In the cafeteria at St. Louis Community College-Forest Park, they were serving up opportunities.
It was the 'Accommodation for Success' reverse job fair put on by Slate, the St. Louis Agency on training and employment.
"This is actually, as far as we know the largest reverse job fair ever held in the United States for people with disabilities," said Jim Sahaida with Slate.
Instead of employers having booths, job seekers do, which gives people like 29-year-old Tom Jenkins, who has cerebral palsy, a chance to sell his abilities.
"I have all the marketing skills you need but I'm also very good with people," he told us.
Jenkins is just one of more than 80 job seekers who all want to work and are qualified to work. And some can be pretty persuasive.
"Companies, especially brick and mortar. If you're going to be in competition and existence, you've got to really engage with social media marketing," explains an enthusiastic Sonya Yvette Jennings, who is fighting Lupus.
More than 70 different companies were represented including Ameren, Monsanto and the VA.
"There's just some fabulous people here that I've already met and I think they are going to find some avenues and opportunities today," explains Christine Jost, a recruiter with the St. Louis VA.
According to the Bureau of Labor Statistics, less than 20 percent of people with a disability are employed and Jenkins thinks he knows why.
"I think it's the fear of the unknown," he told us.
The goal of this job fair is to strip away those fears.
"And we're hoping that people are hired today on the spot," said Sahaida.
As one employer said, participating was not just the right thing to do. It was the smart thing to do.
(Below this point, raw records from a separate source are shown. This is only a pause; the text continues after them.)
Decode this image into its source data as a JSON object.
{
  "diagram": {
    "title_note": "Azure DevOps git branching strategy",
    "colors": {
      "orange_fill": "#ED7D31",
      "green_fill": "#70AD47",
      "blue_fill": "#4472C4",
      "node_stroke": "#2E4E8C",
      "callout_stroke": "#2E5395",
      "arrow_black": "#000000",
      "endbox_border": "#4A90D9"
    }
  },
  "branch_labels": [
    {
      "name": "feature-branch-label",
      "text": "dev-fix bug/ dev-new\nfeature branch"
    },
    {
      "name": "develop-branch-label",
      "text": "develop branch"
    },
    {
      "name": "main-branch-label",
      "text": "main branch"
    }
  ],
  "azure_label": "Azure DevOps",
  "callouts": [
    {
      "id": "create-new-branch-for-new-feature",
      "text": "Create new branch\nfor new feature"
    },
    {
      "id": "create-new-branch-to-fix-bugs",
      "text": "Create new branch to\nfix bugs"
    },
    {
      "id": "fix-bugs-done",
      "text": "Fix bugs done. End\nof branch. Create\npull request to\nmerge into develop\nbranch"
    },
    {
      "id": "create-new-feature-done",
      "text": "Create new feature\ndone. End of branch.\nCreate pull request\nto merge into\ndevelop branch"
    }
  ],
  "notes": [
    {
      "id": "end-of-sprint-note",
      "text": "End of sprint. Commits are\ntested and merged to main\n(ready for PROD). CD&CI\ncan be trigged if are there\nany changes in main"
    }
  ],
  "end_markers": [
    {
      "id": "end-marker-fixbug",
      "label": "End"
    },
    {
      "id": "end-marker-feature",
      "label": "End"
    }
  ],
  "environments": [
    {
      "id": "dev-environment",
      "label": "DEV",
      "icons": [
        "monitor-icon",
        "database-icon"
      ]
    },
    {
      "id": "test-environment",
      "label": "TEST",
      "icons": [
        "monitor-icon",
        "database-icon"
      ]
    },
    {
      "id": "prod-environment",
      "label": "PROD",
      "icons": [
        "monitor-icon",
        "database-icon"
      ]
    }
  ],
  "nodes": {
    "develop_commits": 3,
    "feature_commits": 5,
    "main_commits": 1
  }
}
"I'm willing to learn, I'm ready to learn and I'm just waiting for the opportunity," Jenkins said.